February 29, 2012 by Irish Peloton
The AIGCP want reform, who do we blame?
There is ongoing debate from all sides about the future of the sport of cycling with respect to the racing calendar and the distribution of money along with a potential breakaway league. Richard Moore wrote an excellent piece on it for Pro Cycling magazine which was reproduced on cyclingnews.com.
Jonathan Vaughters is the president of the AIGCP which is the association which represents the interests of professional cycling teams. As Matt over at The Inner Ring has pointed out before, the AIGCP are somewhat mysterious. Although Vaughters himself has a large online presence and is very accessible, the AIGCP itself does not have a website. If nothing else, it would provide a platform from which they could outline a clear agenda and the reasons for their existence.
Instead, the only disclosure we get with regards to the goals of the AIGCP are through articles on the likes of Cycling News and Velonation when Vaughters gives an interview or through Vaughters’s own twitter feed.
But yesterday, I stumbled across an interview with the head of the AIGCP, who is also the directeur sportif of one of the most successful teams in the sport. This is an article which you may not have read before. Again, it only outlines end goals and doesn’t provide details on how or why these goals may be achieved, but it does give some insight into the AIGCP itself. Here are a few snippets from that article:
Cycling’s top teams and race organisers could be on a collision course, as longstanding disagreements over the funding of the sport threaten to escalate. The debate over the future structuring of the race season and distribution of television money has been sparked by the head of the teams association, AIGCP.
“The rights holders are not getting as much television revenue as they should. Cycling is the second most popular sport in Europe in terms of hours and audiences. It gets high viewing figures, so it is profitable for broadcasters. That profit must be shared with the teams”.
“All sports now make changes to their calendars to cater for television schedules. But cycling’s calendar is the same as it was 50 years ago.
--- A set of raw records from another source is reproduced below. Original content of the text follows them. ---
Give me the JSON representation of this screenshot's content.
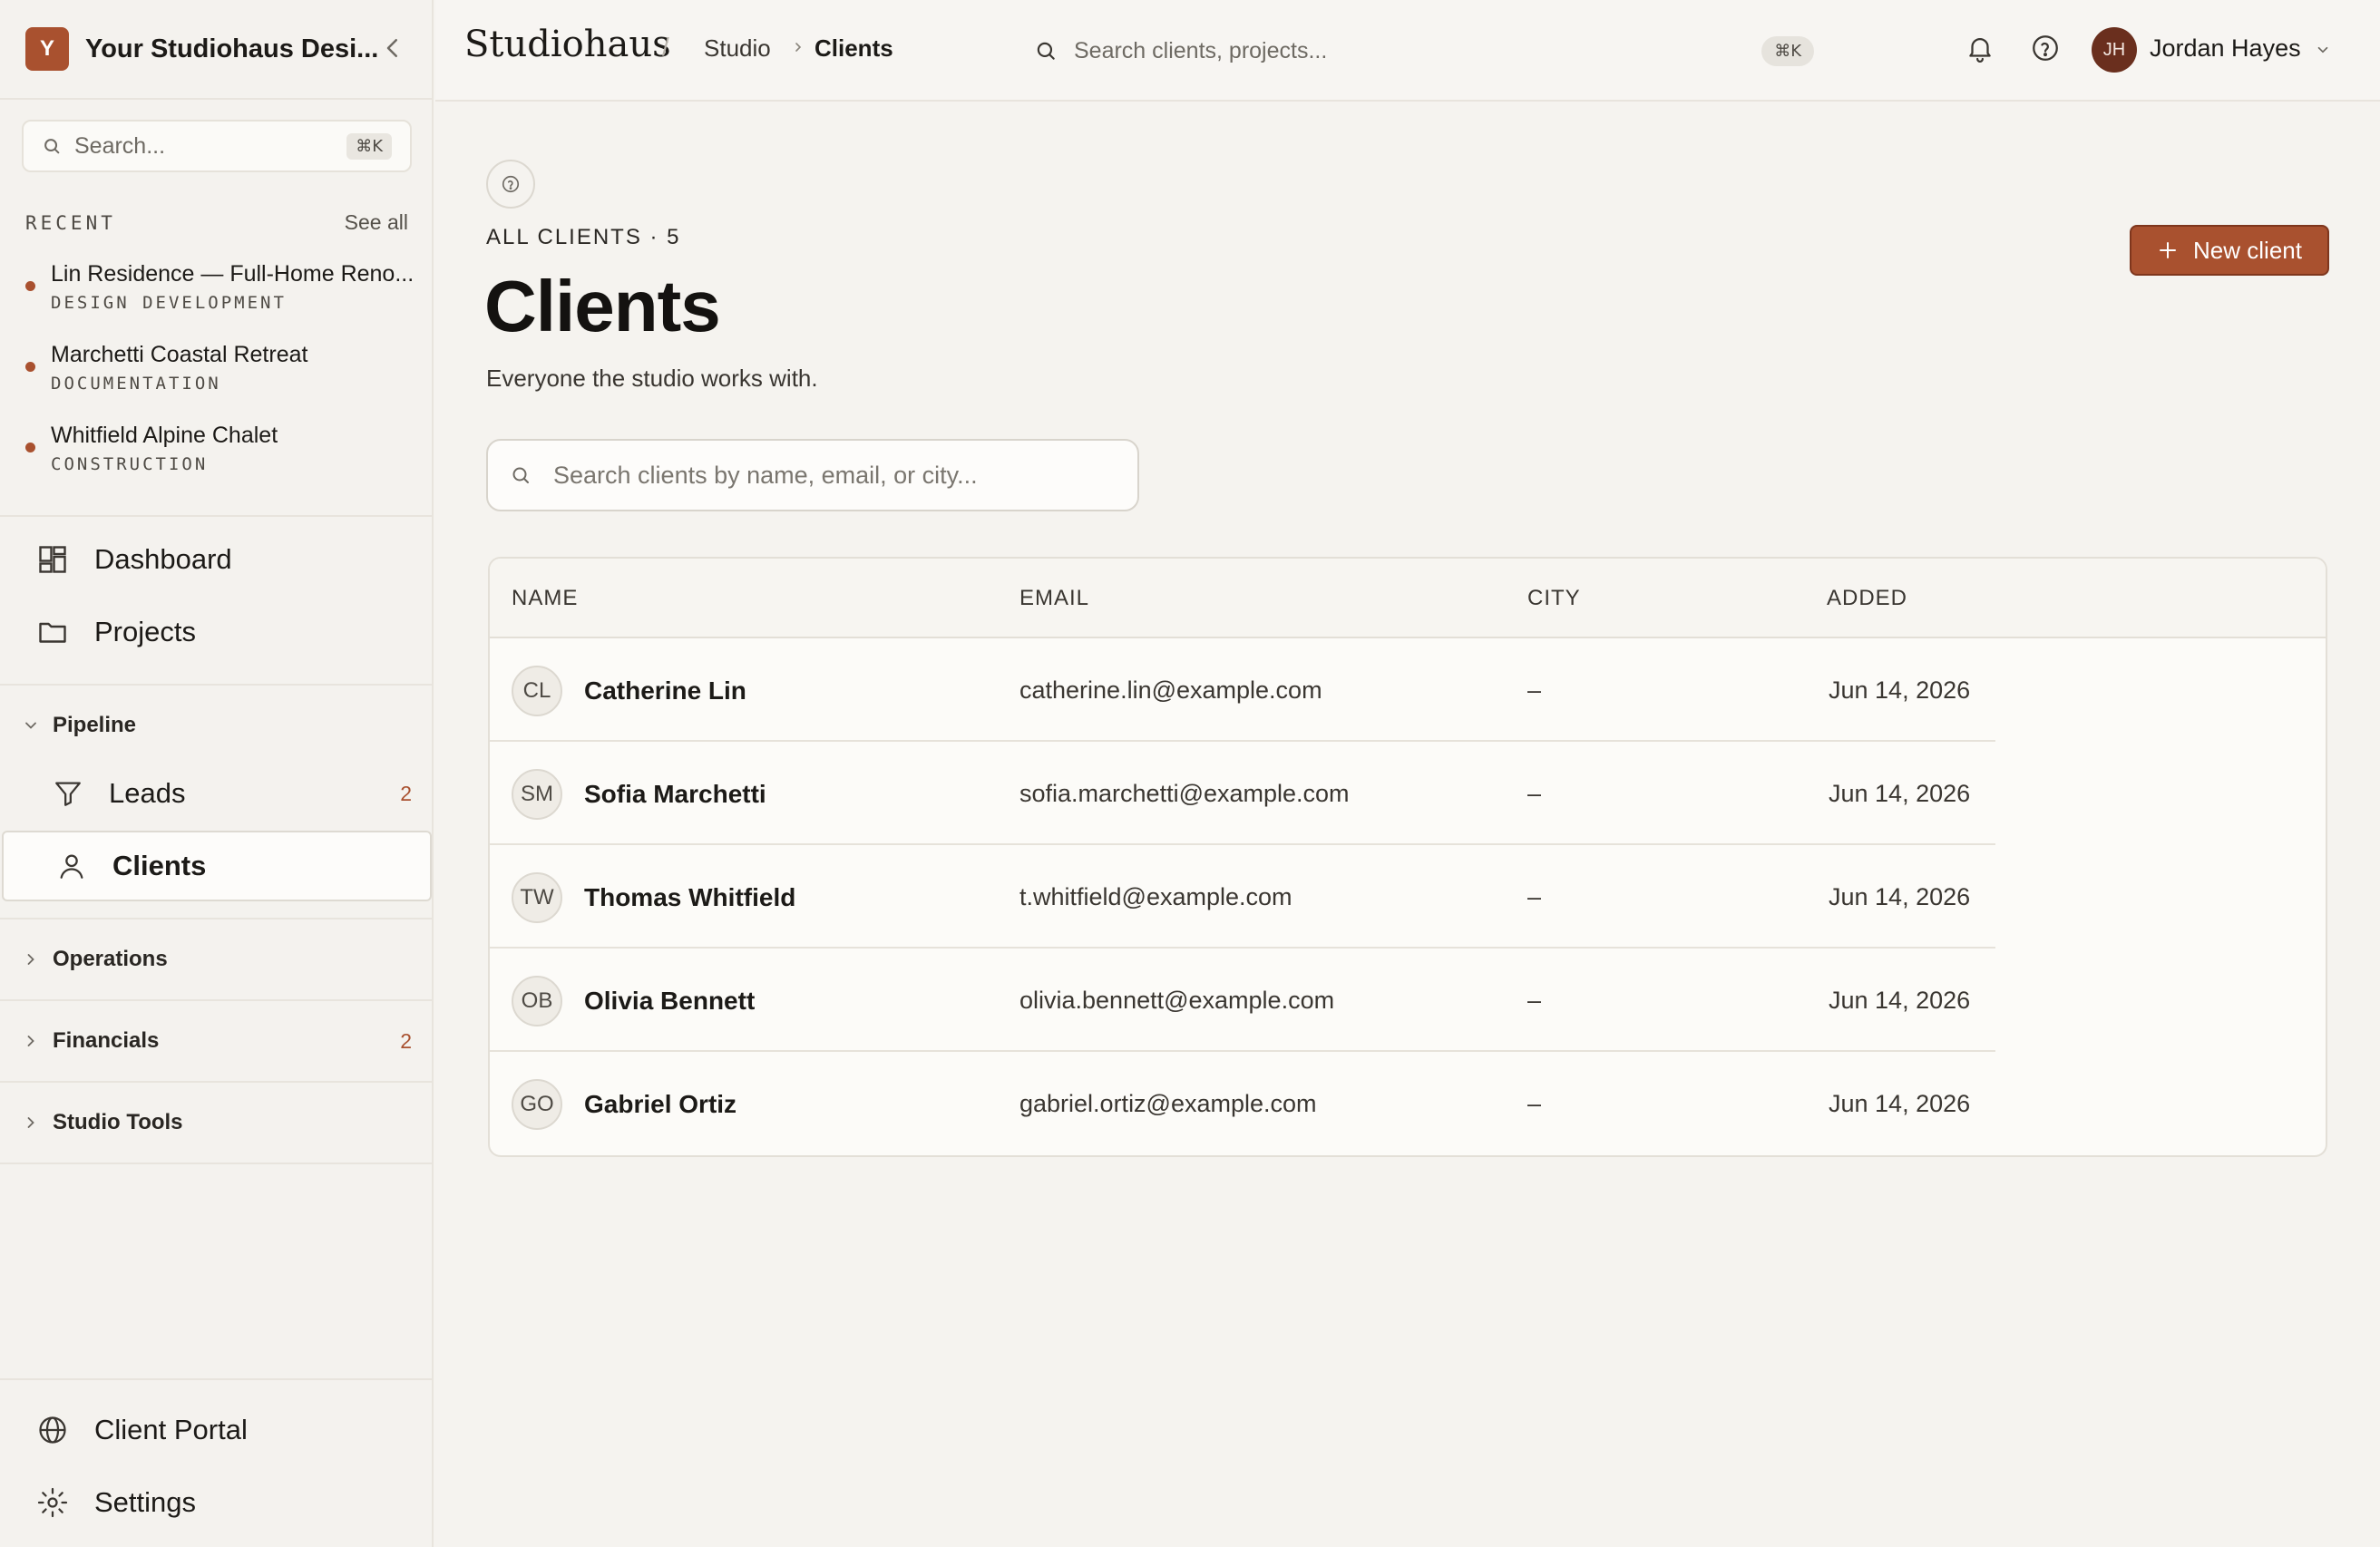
{
  "sidebar": {
    "workspace_initial": "Y",
    "workspace_name": "Your Studiohaus Desi...",
    "search_placeholder": "Search...",
    "search_shortcut": "⌘K",
    "recent_title": "RECENT",
    "see_all": "See all",
    "recent": [
      {
        "name": "Lin Residence — Full-Home Reno...",
        "stage": "DESIGN DEVELOPMENT"
      },
      {
        "name": "Marchetti Coastal Retreat",
        "stage": "DOCUMENTATION"
      },
      {
        "name": "Whitfield Alpine Chalet",
        "stage": "CONSTRUCTION"
      }
    ],
    "nav": [
      {
        "label": "Dashboard",
        "icon": "grid-icon"
      },
      {
        "label": "Projects",
        "icon": "folder-icon"
      }
    ],
    "pipeline": {
      "label": "Pipeline",
      "items": [
        {
          "label": "Leads",
          "icon": "filter-icon",
          "badge": "2"
        },
        {
          "label": "Clients",
          "icon": "user-icon",
          "badge": ""
        }
      ]
    },
    "groups": [
      {
        "label": "Operations",
        "badge": ""
      },
      {
        "label": "Financials",
        "badge": "2"
      },
      {
        "label": "Studio Tools",
        "badge": ""
      }
    ],
    "footer": [
      {
        "label": "Client Portal",
        "icon": "globe-icon"
      },
      {
        "label": "Settings",
        "icon": "gear-icon"
      }
    ]
  },
  "topbar": {
    "brand": "Studiohaus",
    "crumb_sep": "/",
    "breadcrumb": [
      "Studio",
      "Clients"
    ],
    "search_placeholder": "Search clients, projects...",
    "search_shortcut": "⌘K",
    "user_initials": "JH",
    "user_name": "Jordan Hayes"
  },
  "main": {
    "eyebrow": "ALL CLIENTS · 5",
    "title": "Clients",
    "subtitle": "Everyone the studio works with.",
    "new_button": "New client",
    "search_placeholder": "Search clients by name, email, or city...",
    "columns": [
      "NAME",
      "EMAIL",
      "CITY",
      "ADDED"
    ],
    "rows": [
      {
        "initials": "CL",
        "name": "Catherine Lin",
        "email": "catherine.lin@example.com",
        "city": "–",
        "added": "Jun 14, 2026"
      },
      {
        "initials": "SM",
        "name": "Sofia Marchetti",
        "email": "sofia.marchetti@example.com",
        "city": "–",
        "added": "Jun 14, 2026"
      },
      {
        "initials": "TW",
        "name": "Thomas Whitfield",
        "email": "t.whitfield@example.com",
        "city": "–",
        "added": "Jun 14, 2026"
      },
      {
        "initials": "OB",
        "name": "Olivia Bennett",
        "email": "olivia.bennett@example.com",
        "city": "–",
        "added": "Jun 14, 2026"
      },
      {
        "initials": "GO",
        "name": "Gabriel Ortiz",
        "email": "gabriel.ortiz@example.com",
        "city": "–",
        "added": "Jun 14, 2026"
      }
    ]
  },
  "colors": {
    "accent": "#a9512f",
    "avatar": "#6a2f1e",
    "background": "#f5f3ef"
  }
}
We need to eliminate the boring stages in the major tours and cut down on the number of events outside the tours”.
A re-structuring of the season – bringing it down to a skeleton schedule of big events, built round the three major tours, five or six single-day races and the world championships – would also help solve the sport’s long running doping problems.
“It would give riders more time to recuperate, meaning that they won’t have to resort to doping simply to keep up. We need more quality and less quantity”.
If you’re thinking ‘same old, same old, sure there’s nothing new in those quotes‘, you would be correct. These are the essentially the same points which Vaughters and the AIGCP have been making for months now. But the interesting thing about this article, which appeared in Pro Cycling magazine, is that those aren’t the words of Jonathan Vaughters.
Those are the words of Manolo Saiz, the directeur sportif of the ONCE team and the head of the AIGCP when the article was written, in December 1999.
What seems to be new on the agenda since then is actually splitting from the UCI and forming a breakaway league. But Drastically altering the cycling calendar and teams receiving a share of TV revenue are not new ideas.
Back in late 1999, Vaughters was swapping his US Postal racing jersey for a Credit Agricole one, while his partner in crime in the breakaway league notion, Johan Bruyneel, was waving goodbye to Vaughters having just finished up his first year as directeur sportif of US Postal.
So before you go pointing the finger of blame for these fanciful ideas at the likes of Jonathan Vaughters and Johan Bruyneel, remember that the AIGCP and the thirst for money and power has been around long since before either of those two came to prominence in the sport of cycling.
Damien - March 1, 2012 @ 6:53 pm
What amazes me is the speed at which JV has become so influential.
“An organization’s ability to learn, and translate that learning into action rapidly, is the ultimate competitive advantage.”
Stephen Salmon - March 16, 2012 @ 6:23 am
Did you ever read this Cillian?